DATA FOR THIS TASK:
+===+

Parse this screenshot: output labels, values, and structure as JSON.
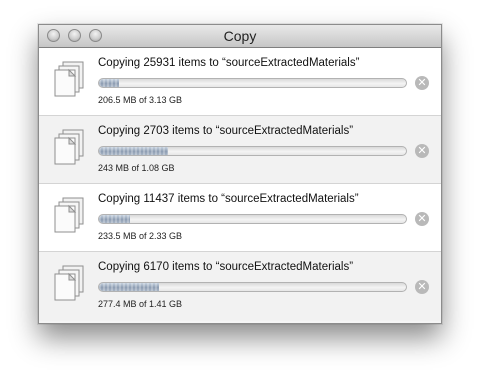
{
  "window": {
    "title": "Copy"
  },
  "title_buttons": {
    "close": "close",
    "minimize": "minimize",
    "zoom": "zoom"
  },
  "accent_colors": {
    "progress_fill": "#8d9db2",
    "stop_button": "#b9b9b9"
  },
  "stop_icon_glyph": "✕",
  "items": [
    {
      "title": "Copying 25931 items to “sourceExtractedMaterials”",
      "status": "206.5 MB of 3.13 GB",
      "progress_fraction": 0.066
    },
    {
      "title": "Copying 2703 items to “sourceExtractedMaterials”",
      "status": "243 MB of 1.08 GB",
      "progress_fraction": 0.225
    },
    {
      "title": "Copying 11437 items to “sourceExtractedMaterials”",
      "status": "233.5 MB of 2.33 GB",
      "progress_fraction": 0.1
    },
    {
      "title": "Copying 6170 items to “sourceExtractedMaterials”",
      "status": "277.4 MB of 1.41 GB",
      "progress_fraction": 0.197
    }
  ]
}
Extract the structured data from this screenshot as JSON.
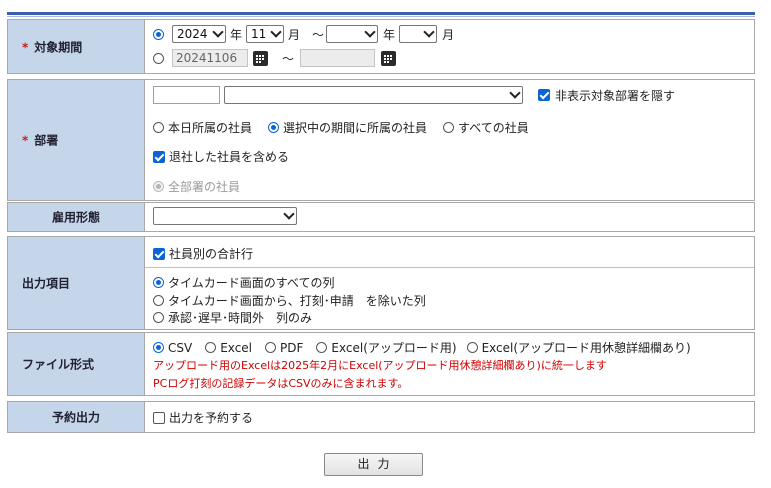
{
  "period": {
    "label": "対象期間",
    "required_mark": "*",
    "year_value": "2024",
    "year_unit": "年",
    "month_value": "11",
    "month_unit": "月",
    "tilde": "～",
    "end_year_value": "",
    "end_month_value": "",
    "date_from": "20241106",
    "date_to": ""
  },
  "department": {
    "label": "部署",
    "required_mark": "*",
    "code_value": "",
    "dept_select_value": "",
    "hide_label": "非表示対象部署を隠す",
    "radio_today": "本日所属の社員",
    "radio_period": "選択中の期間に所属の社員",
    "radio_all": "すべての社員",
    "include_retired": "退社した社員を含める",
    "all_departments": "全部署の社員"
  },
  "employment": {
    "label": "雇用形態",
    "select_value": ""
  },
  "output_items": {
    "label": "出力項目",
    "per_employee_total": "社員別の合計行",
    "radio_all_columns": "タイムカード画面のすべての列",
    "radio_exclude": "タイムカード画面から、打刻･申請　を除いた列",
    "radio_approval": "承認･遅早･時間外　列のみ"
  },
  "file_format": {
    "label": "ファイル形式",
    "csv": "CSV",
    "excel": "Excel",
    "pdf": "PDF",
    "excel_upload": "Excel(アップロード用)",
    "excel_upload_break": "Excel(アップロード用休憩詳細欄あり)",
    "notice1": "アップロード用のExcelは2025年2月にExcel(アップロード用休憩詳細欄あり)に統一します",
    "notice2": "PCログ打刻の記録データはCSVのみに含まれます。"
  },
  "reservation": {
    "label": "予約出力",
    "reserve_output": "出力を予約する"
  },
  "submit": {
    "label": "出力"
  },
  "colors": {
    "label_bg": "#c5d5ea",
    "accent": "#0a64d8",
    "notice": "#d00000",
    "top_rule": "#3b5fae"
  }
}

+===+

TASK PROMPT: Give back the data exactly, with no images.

COMPLETED EXERCISE:
Parse this screenshot: output labels, values, and structure as JSON.
{
  "window": {
    "title": "Copy"
  },
  "title_buttons": {
    "close": "close",
    "minimize": "minimize",
    "zoom": "zoom"
  },
  "accent_colors": {
    "progress_fill": "#8d9db2",
    "stop_button": "#b9b9b9"
  },
  "stop_icon_glyph": "✕",
  "items": [
    {
      "title": "Copying 25931 items to “sourceExtractedMaterials”",
      "status": "206.5 MB of 3.13 GB",
      "progress_fraction": 0.066
    },
    {
      "title": "Copying 2703 items to “sourceExtractedMaterials”",
      "status": "243 MB of 1.08 GB",
      "progress_fraction": 0.225
    },
    {
      "title": "Copying 11437 items to “sourceExtractedMaterials”",
      "status": "233.5 MB of 2.33 GB",
      "progress_fraction": 0.1
    },
    {
      "title": "Copying 6170 items to “sourceExtractedMaterials”",
      "status": "277.4 MB of 1.41 GB",
      "progress_fraction": 0.197
    }
  ]
}
Extract the structured data from this screenshot as JSON.
{
  "period": {
    "label": "対象期間",
    "required_mark": "*",
    "year_value": "2024",
    "year_unit": "年",
    "month_value": "11",
    "month_unit": "月",
    "tilde": "～",
    "end_year_value": "",
    "end_month_value": "",
    "date_from": "20241106",
    "date_to": ""
  },
  "department": {
    "label": "部署",
    "required_mark": "*",
    "code_value": "",
    "dept_select_value": "",
    "hide_label": "非表示対象部署を隠す",
    "radio_today": "本日所属の社員",
    "radio_period": "選択中の期間に所属の社員",
    "radio_all": "すべての社員",
    "include_retired": "退社した社員を含める",
    "all_departments": "全部署の社員"
  },
  "employment": {
    "label": "雇用形態",
    "select_value": ""
  },
  "output_items": {
    "label": "出力項目",
    "per_employee_total": "社員別の合計行",
    "radio_all_columns": "タイムカード画面のすべての列",
    "radio_exclude": "タイムカード画面から、打刻･申請　を除いた列",
    "radio_approval": "承認･遅早･時間外　列のみ"
  },
  "file_format": {
    "label": "ファイル形式",
    "csv": "CSV",
    "excel": "Excel",
    "pdf": "PDF",
    "excel_upload": "Excel(アップロード用)",
    "excel_upload_break": "Excel(アップロード用休憩詳細欄あり)",
    "notice1": "アップロード用のExcelは2025年2月にExcel(アップロード用休憩詳細欄あり)に統一します",
    "notice2": "PCログ打刻の記録データはCSVのみに含まれます。"
  },
  "reservation": {
    "label": "予約出力",
    "reserve_output": "出力を予約する"
  },
  "submit": {
    "label": "出力"
  },
  "colors": {
    "label_bg": "#c5d5ea",
    "accent": "#0a64d8",
    "notice": "#d00000",
    "top_rule": "#3b5fae"
  }
}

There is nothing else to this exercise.